* EXERCISE DETAILS:
In the data below, find each line that contains the word "title" and copy it.

---- AVAILABLE DATA

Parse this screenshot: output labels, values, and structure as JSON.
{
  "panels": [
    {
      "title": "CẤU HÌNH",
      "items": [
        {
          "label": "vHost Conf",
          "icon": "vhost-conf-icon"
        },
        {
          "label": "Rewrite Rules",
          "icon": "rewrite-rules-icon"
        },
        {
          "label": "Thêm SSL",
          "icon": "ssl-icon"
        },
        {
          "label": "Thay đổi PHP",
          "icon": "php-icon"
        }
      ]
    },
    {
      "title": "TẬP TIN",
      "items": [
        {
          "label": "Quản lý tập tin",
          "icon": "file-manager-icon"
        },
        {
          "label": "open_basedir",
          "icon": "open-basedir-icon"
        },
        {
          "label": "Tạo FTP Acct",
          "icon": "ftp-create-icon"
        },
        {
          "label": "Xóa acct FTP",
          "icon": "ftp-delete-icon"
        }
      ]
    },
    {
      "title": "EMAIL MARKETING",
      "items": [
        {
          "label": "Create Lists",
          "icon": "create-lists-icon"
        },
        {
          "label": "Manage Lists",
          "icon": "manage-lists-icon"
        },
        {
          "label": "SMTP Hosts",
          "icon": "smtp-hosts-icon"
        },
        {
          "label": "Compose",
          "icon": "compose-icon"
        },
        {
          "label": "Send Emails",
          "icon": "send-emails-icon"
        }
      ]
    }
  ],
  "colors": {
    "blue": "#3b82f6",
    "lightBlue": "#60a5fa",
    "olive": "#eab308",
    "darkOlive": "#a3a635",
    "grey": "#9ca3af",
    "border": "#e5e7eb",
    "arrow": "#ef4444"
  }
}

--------

* RESULT OF THIS EXERCISE:
      "title": "CẤU HÌNH",
      "title": "TẬP TIN",
      "title": "EMAIL MARKETING",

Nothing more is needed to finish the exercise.